Tackling the Circle of Disinvestment

This afternoon, a meeting will be convened to discuss demolishing 168 houses spread throughout the city with the Hardest Hit Blight Elimination Program.  Most of these houses sit in area about 2-4 miles from downtown in Center Township, making it an almost complete circle of disinvestment:

An organization known as Stop the Demolitions, Indianapolis has come forward with a much better idea. Instead of using precious resources to take properties off of our tax rolls and adding yet more grassy lots, we should instead be encouraging investment in these properties.  Fortunately, the city has some intriguing ideas out there, including letting public safety officers living in previously abandoned homes for free after they have been renovated.

Any other ideas for encouraging neighborhood redevelopment would be welcome here, and I would be happy to share them with the Stop the Demolitions group. Indianapolis already has more than enough empty lots.

Comments 5
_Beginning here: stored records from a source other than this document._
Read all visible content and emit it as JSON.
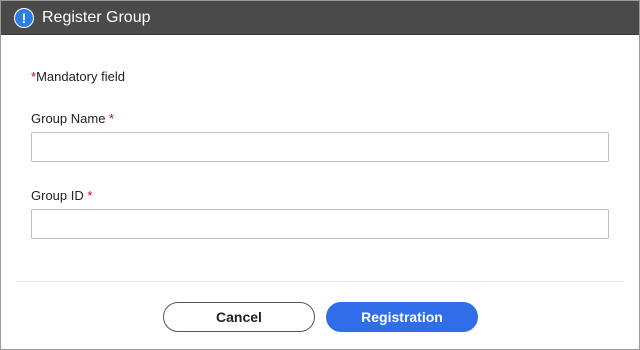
{
  "dialog": {
    "title": "Register Group",
    "title_icon": "info-icon",
    "accent_color": "#2f6ee8"
  },
  "form": {
    "mandatory_marker": "*",
    "mandatory_note": "Mandatory field",
    "group_name_label": "Group Name",
    "group_name_value": "",
    "group_id_label": "Group ID",
    "group_id_value": ""
  },
  "buttons": {
    "cancel_label": "Cancel",
    "registration_label": "Registration"
  }
}
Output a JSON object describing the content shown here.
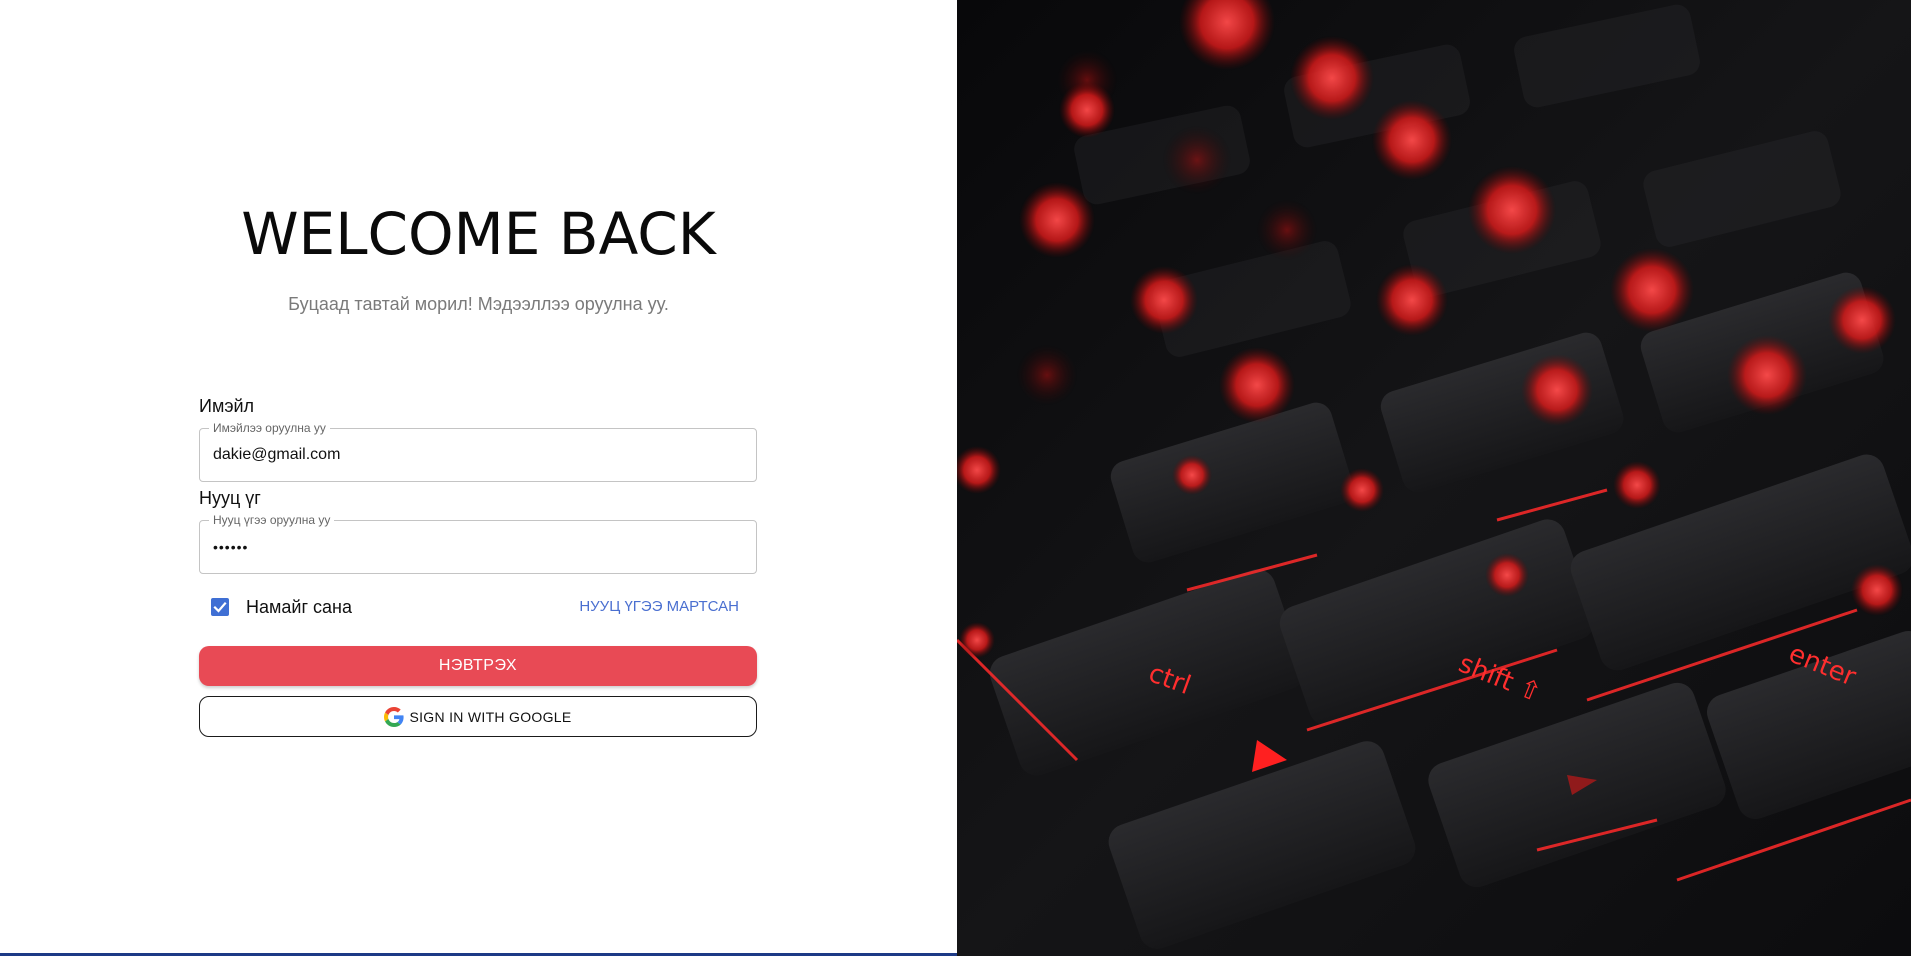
{
  "login": {
    "title": "WELCOME BACK",
    "subtitle": "Буцаад тавтай морил! Мэдээллээ оруулна уу.",
    "email": {
      "label": "Имэйл",
      "legend": "Имэйлээ оруулна уу",
      "value": "dakie@gmail.com"
    },
    "password": {
      "label": "Нууц үг",
      "legend": "Нууц үгээ оруулна уу",
      "value": "••••••"
    },
    "remember": {
      "label": "Намайг сана",
      "checked": true
    },
    "forgot_label": "НУУЦ ҮГЭЭ МАРТСАН",
    "submit_label": "НЭВТРЭХ",
    "google_label": "SIGN IN WITH GOOGLE"
  },
  "hero": {
    "icon": "keyboard-red-backlight-image",
    "key_labels": [
      "ctrl",
      "shift ⇧",
      "enter"
    ]
  },
  "colors": {
    "accent": "#e84a55",
    "link": "#4a6fd0",
    "checkbox": "#3f6fd4"
  }
}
  • I think the worst of the worst for abandoned homes (Ones that cant be salvaged) should be torn down immediately well the others that can be saved should come with a 1 year property tax abatement if you invest the money in rehabilitating these homes.

  • Theoretically, the Blight Elimination Fund rules require an “end use” to be proposed for each of these properties. (In Lawrence, we’re planning to rebuild new houses on two of the sites, and hold others for future redevelopment.)

    I think that tearing down vacant, abandoned, tax-delinquent and dilapidated houses can be a good thing for a neighborhood as long as something goes in their place. I am not from the “don’t ever tear a house down” school. Some are not only obsolete, but structurally compromised and utterly devoid of redeeming features.

    I believe that in order to attract some first-time buyers back to Center Township, we need to offer people a new, smaller, more energy-efficient city home built using infill construction guidelines (roofs, setbacks, porches, overhangs consistent with existing homes). A new home can offer modern materials and practices (i.e. large open first-floor plans, plenty of closet space, modern bathrooms, fiber-cement siding, high-efficiency water heaters and HVAC, extra insulation) and a warranty, instead of a big old rehabbed house with a leaky 6-foot-tall brick basement and a one-car garage that barely holds a car.

    • That is the first I’d heard that the Blight Elimination Fund (theoretically) requires an end use. That is good to hear.

      I do think there are probably some houses that are beyond hope that are on this list, but there also may be others that are not. Maybe there could be a compromising middle ground on this issue.

  • I’m an Indianapolis tax payer and I think the demolition of these houses is smart, it shows the city has the needed discipline to recognize and do something about blight. People get too emotionally attached to old houses. At the end of the day, they’re a liability, eyesore, and very inefficient (in an energy sense).

  • These homes are dumps, without a doubt. If there was money to be made, either a huge mortgage/equity gain, or future rental income, these properties would have been sold for a reasonable figure when one takes into account the amount of the rehabilitation. It is nice to jump on some sort of save an urban core anti-demo bandwagon, but it takes more than clicking “Like” on Facebook. Why don’t those hundreds of people put up their own money to buy some of these gems and make their money, if not some more, on the sale after remodeling? Lots of abandoned homes in this city don’t even have floors, and I know there are homes at least in Haughville that still have dirt floors.